[About this exercise] Set down each line of the data exactly, but not the pictures.

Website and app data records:

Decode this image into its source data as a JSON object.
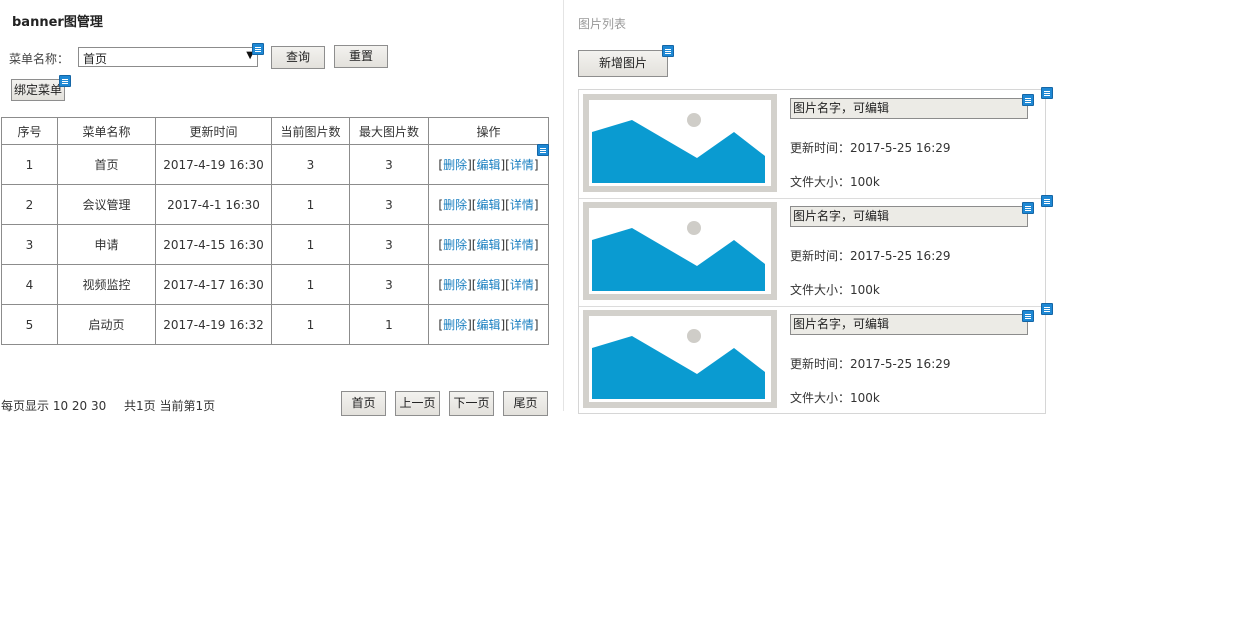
{
  "left": {
    "title": "banner图管理",
    "menu_label": "菜单名称：",
    "menu_value": "首页",
    "query_btn": "查询",
    "reset_btn": "重置",
    "bind_btn": "绑定菜单",
    "columns": [
      "序号",
      "菜单名称",
      "更新时间",
      "当前图片数",
      "最大图片数",
      "操作"
    ],
    "rows": [
      {
        "no": "1",
        "name": "首页",
        "time": "2017-4-19 16:30",
        "current": "3",
        "max": "3"
      },
      {
        "no": "2",
        "name": "会议管理",
        "time": "2017-4-1 16:30",
        "current": "1",
        "max": "3"
      },
      {
        "no": "3",
        "name": "申请",
        "time": "2017-4-15 16:30",
        "current": "1",
        "max": "3"
      },
      {
        "no": "4",
        "name": "视频监控",
        "time": "2017-4-17 16:30",
        "current": "1",
        "max": "3"
      },
      {
        "no": "5",
        "name": "启动页",
        "time": "2017-4-19 16:32",
        "current": "1",
        "max": "1"
      }
    ],
    "op_delete": "删除",
    "op_edit": "编辑",
    "op_detail": "详情",
    "pager": {
      "page_size_text": "每页显示 10 20 30",
      "summary": "共1页 当前第1页",
      "first": "首页",
      "prev": "上一页",
      "next": "下一页",
      "last": "尾页"
    }
  },
  "right": {
    "title": "图片列表",
    "add_btn": "新增图片",
    "cards": [
      {
        "name": "图片名字，可编辑",
        "updated": "更新时间：2017-5-25 16:29",
        "size": "文件大小：100k"
      },
      {
        "name": "图片名字，可编辑",
        "updated": "更新时间：2017-5-25 16:29",
        "size": "文件大小：100k"
      },
      {
        "name": "图片名字，可编辑",
        "updated": "更新时间：2017-5-25 16:29",
        "size": "文件大小：100k"
      }
    ]
  },
  "colors": {
    "accent": "#0a9bd1",
    "link": "#1a7fc0",
    "note_icon": "#1e88d4"
  }
}
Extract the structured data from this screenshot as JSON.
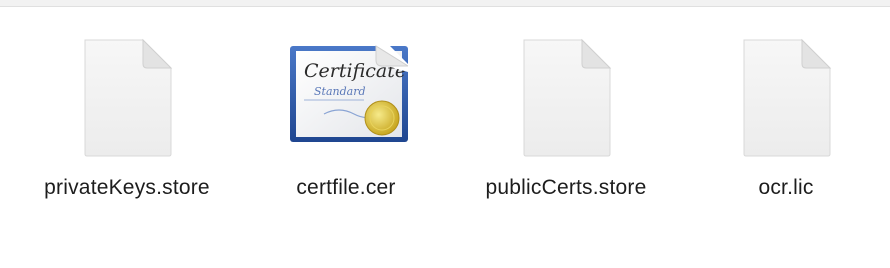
{
  "files": [
    {
      "name": "privateKeys.store",
      "icon": "generic-document-icon"
    },
    {
      "name": "certfile.cer",
      "icon": "certificate-icon",
      "certificate_text": "Certificate",
      "certificate_subtext": "Standard"
    },
    {
      "name": "publicCerts.store",
      "icon": "generic-document-icon"
    },
    {
      "name": "ocr.lic",
      "icon": "generic-document-icon"
    }
  ],
  "colors": {
    "background": "#ffffff",
    "label": "#1d1d1d",
    "doc_fill": "#f4f4f4",
    "cert_frame": "#2d5aa8",
    "seal": "#d9c23a"
  }
}
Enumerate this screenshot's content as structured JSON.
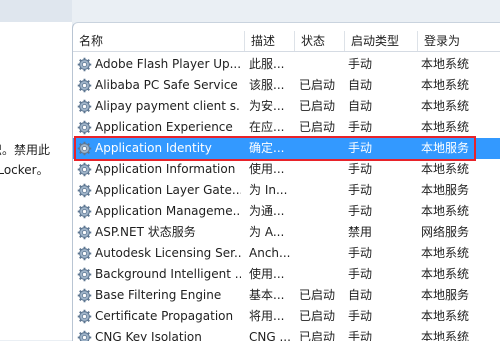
{
  "left_pane": {
    "line1": "识。禁用此",
    "line2": "oLocker。"
  },
  "columns": {
    "name": "名称",
    "desc": "描述",
    "state": "状态",
    "start": "启动类型",
    "logon": "登录为"
  },
  "services": [
    {
      "name": "Adobe Flash Player Up...",
      "desc": "此服...",
      "state": "",
      "start": "手动",
      "logon": "本地系统"
    },
    {
      "name": "Alibaba PC Safe Service",
      "desc": "该服...",
      "state": "已启动",
      "start": "自动",
      "logon": "本地系统"
    },
    {
      "name": "Alipay payment client s...",
      "desc": "为安...",
      "state": "已启动",
      "start": "自动",
      "logon": "本地系统"
    },
    {
      "name": "Application Experience",
      "desc": "在应...",
      "state": "已启动",
      "start": "手动",
      "logon": "本地系统"
    },
    {
      "name": "Application Identity",
      "desc": "确定...",
      "state": "",
      "start": "手动",
      "logon": "本地服务"
    },
    {
      "name": "Application Information",
      "desc": "使用...",
      "state": "",
      "start": "手动",
      "logon": "本地系统"
    },
    {
      "name": "Application Layer Gate...",
      "desc": "为 In...",
      "state": "",
      "start": "手动",
      "logon": "本地服务"
    },
    {
      "name": "Application Manageme...",
      "desc": "为通...",
      "state": "",
      "start": "手动",
      "logon": "本地系统"
    },
    {
      "name": "ASP.NET 状态服务",
      "desc": "为 A...",
      "state": "",
      "start": "禁用",
      "logon": "网络服务"
    },
    {
      "name": "Autodesk Licensing Ser...",
      "desc": "Anch...",
      "state": "",
      "start": "手动",
      "logon": "本地系统"
    },
    {
      "name": "Background Intelligent ...",
      "desc": "使用...",
      "state": "",
      "start": "手动",
      "logon": "本地系统"
    },
    {
      "name": "Base Filtering Engine",
      "desc": "基本...",
      "state": "已启动",
      "start": "自动",
      "logon": "本地服务"
    },
    {
      "name": "Certificate Propagation",
      "desc": "将用...",
      "state": "已启动",
      "start": "手动",
      "logon": "本地系统"
    },
    {
      "name": "CNG Key Isolation",
      "desc": "CNG ...",
      "state": "已启动",
      "start": "手动",
      "logon": "本地系统"
    }
  ],
  "selected_index": 4,
  "colors": {
    "selection": "#3399ff",
    "highlight_border": "#e8232a"
  }
}
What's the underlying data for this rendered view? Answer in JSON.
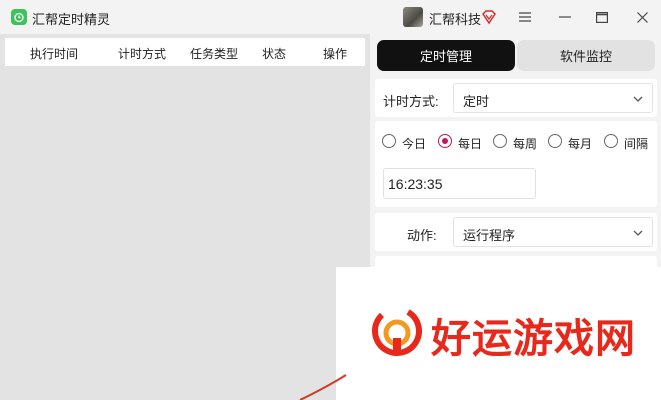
{
  "window": {
    "title": "汇帮定时精灵",
    "company": "汇帮科技",
    "brand_color": "#3cc35a"
  },
  "table": {
    "columns": [
      "执行时间",
      "计时方式",
      "任务类型",
      "状态",
      "操作"
    ],
    "rows": []
  },
  "tabs": [
    {
      "label": "定时管理",
      "active": true
    },
    {
      "label": "软件监控",
      "active": false
    }
  ],
  "timer": {
    "label": "计时方式:",
    "value": "定时"
  },
  "frequency": {
    "options": [
      "今日",
      "每日",
      "每周",
      "每月",
      "间隔"
    ],
    "selected": "每日",
    "accent": "#c2185b"
  },
  "time": {
    "value": "16:23:35"
  },
  "action": {
    "label": "动作:",
    "value": "运行程序"
  },
  "watermark": {
    "text": "好运游戏网",
    "color": "#e8281b"
  }
}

[Written reply]
Decode this image into its source data as a JSON object.
{
  "left": {
    "title": "banner图管理",
    "menu_label": "菜单名称：",
    "menu_value": "首页",
    "query_btn": "查询",
    "reset_btn": "重置",
    "bind_btn": "绑定菜单",
    "columns": [
      "序号",
      "菜单名称",
      "更新时间",
      "当前图片数",
      "最大图片数",
      "操作"
    ],
    "rows": [
      {
        "no": "1",
        "name": "首页",
        "time": "2017-4-19 16:30",
        "current": "3",
        "max": "3"
      },
      {
        "no": "2",
        "name": "会议管理",
        "time": "2017-4-1 16:30",
        "current": "1",
        "max": "3"
      },
      {
        "no": "3",
        "name": "申请",
        "time": "2017-4-15 16:30",
        "current": "1",
        "max": "3"
      },
      {
        "no": "4",
        "name": "视频监控",
        "time": "2017-4-17 16:30",
        "current": "1",
        "max": "3"
      },
      {
        "no": "5",
        "name": "启动页",
        "time": "2017-4-19 16:32",
        "current": "1",
        "max": "1"
      }
    ],
    "op_delete": "删除",
    "op_edit": "编辑",
    "op_detail": "详情",
    "pager": {
      "page_size_text": "每页显示 10 20 30",
      "summary": "共1页 当前第1页",
      "first": "首页",
      "prev": "上一页",
      "next": "下一页",
      "last": "尾页"
    }
  },
  "right": {
    "title": "图片列表",
    "add_btn": "新增图片",
    "cards": [
      {
        "name": "图片名字，可编辑",
        "updated": "更新时间：2017-5-25 16:29",
        "size": "文件大小：100k"
      },
      {
        "name": "图片名字，可编辑",
        "updated": "更新时间：2017-5-25 16:29",
        "size": "文件大小：100k"
      },
      {
        "name": "图片名字，可编辑",
        "updated": "更新时间：2017-5-25 16:29",
        "size": "文件大小：100k"
      }
    ]
  },
  "colors": {
    "accent": "#0a9bd1",
    "link": "#1a7fc0",
    "note_icon": "#1e88d4"
  }
}
Extract the structured data from this screenshot as JSON.
{
  "files": [
    {
      "name": "privateKeys.store",
      "icon": "generic-document-icon"
    },
    {
      "name": "certfile.cer",
      "icon": "certificate-icon",
      "certificate_text": "Certificate",
      "certificate_subtext": "Standard"
    },
    {
      "name": "publicCerts.store",
      "icon": "generic-document-icon"
    },
    {
      "name": "ocr.lic",
      "icon": "generic-document-icon"
    }
  ],
  "colors": {
    "background": "#ffffff",
    "label": "#1d1d1d",
    "doc_fill": "#f4f4f4",
    "cert_frame": "#2d5aa8",
    "seal": "#d9c23a"
  }
}
Enumerate this screenshot's content as structured JSON.
{
  "left_pane": {
    "line1": "识。禁用此",
    "line2": "oLocker。"
  },
  "columns": {
    "name": "名称",
    "desc": "描述",
    "state": "状态",
    "start": "启动类型",
    "logon": "登录为"
  },
  "services": [
    {
      "name": "Adobe Flash Player Up...",
      "desc": "此服...",
      "state": "",
      "start": "手动",
      "logon": "本地系统"
    },
    {
      "name": "Alibaba PC Safe Service",
      "desc": "该服...",
      "state": "已启动",
      "start": "自动",
      "logon": "本地系统"
    },
    {
      "name": "Alipay payment client s...",
      "desc": "为安...",
      "state": "已启动",
      "start": "自动",
      "logon": "本地系统"
    },
    {
      "name": "Application Experience",
      "desc": "在应...",
      "state": "已启动",
      "start": "手动",
      "logon": "本地系统"
    },
    {
      "name": "Application Identity",
      "desc": "确定...",
      "state": "",
      "start": "手动",
      "logon": "本地服务"
    },
    {
      "name": "Application Information",
      "desc": "使用...",
      "state": "",
      "start": "手动",
      "logon": "本地系统"
    },
    {
      "name": "Application Layer Gate...",
      "desc": "为 In...",
      "state": "",
      "start": "手动",
      "logon": "本地服务"
    },
    {
      "name": "Application Manageme...",
      "desc": "为通...",
      "state": "",
      "start": "手动",
      "logon": "本地系统"
    },
    {
      "name": "ASP.NET 状态服务",
      "desc": "为 A...",
      "state": "",
      "start": "禁用",
      "logon": "网络服务"
    },
    {
      "name": "Autodesk Licensing Ser...",
      "desc": "Anch...",
      "state": "",
      "start": "手动",
      "logon": "本地系统"
    },
    {
      "name": "Background Intelligent ...",
      "desc": "使用...",
      "state": "",
      "start": "手动",
      "logon": "本地系统"
    },
    {
      "name": "Base Filtering Engine",
      "desc": "基本...",
      "state": "已启动",
      "start": "自动",
      "logon": "本地服务"
    },
    {
      "name": "Certificate Propagation",
      "desc": "将用...",
      "state": "已启动",
      "start": "手动",
      "logon": "本地系统"
    },
    {
      "name": "CNG Key Isolation",
      "desc": "CNG ...",
      "state": "已启动",
      "start": "手动",
      "logon": "本地系统"
    }
  ],
  "selected_index": 4,
  "colors": {
    "selection": "#3399ff",
    "highlight_border": "#e8232a"
  }
}
What's the underlying data for this rendered view? Answer in JSON.
{
  "window": {
    "title": "汇帮定时精灵",
    "company": "汇帮科技",
    "brand_color": "#3cc35a"
  },
  "table": {
    "columns": [
      "执行时间",
      "计时方式",
      "任务类型",
      "状态",
      "操作"
    ],
    "rows": []
  },
  "tabs": [
    {
      "label": "定时管理",
      "active": true
    },
    {
      "label": "软件监控",
      "active": false
    }
  ],
  "timer": {
    "label": "计时方式:",
    "value": "定时"
  },
  "frequency": {
    "options": [
      "今日",
      "每日",
      "每周",
      "每月",
      "间隔"
    ],
    "selected": "每日",
    "accent": "#c2185b"
  },
  "time": {
    "value": "16:23:35"
  },
  "action": {
    "label": "动作:",
    "value": "运行程序"
  },
  "watermark": {
    "text": "好运游戏网",
    "color": "#e8281b"
  }
}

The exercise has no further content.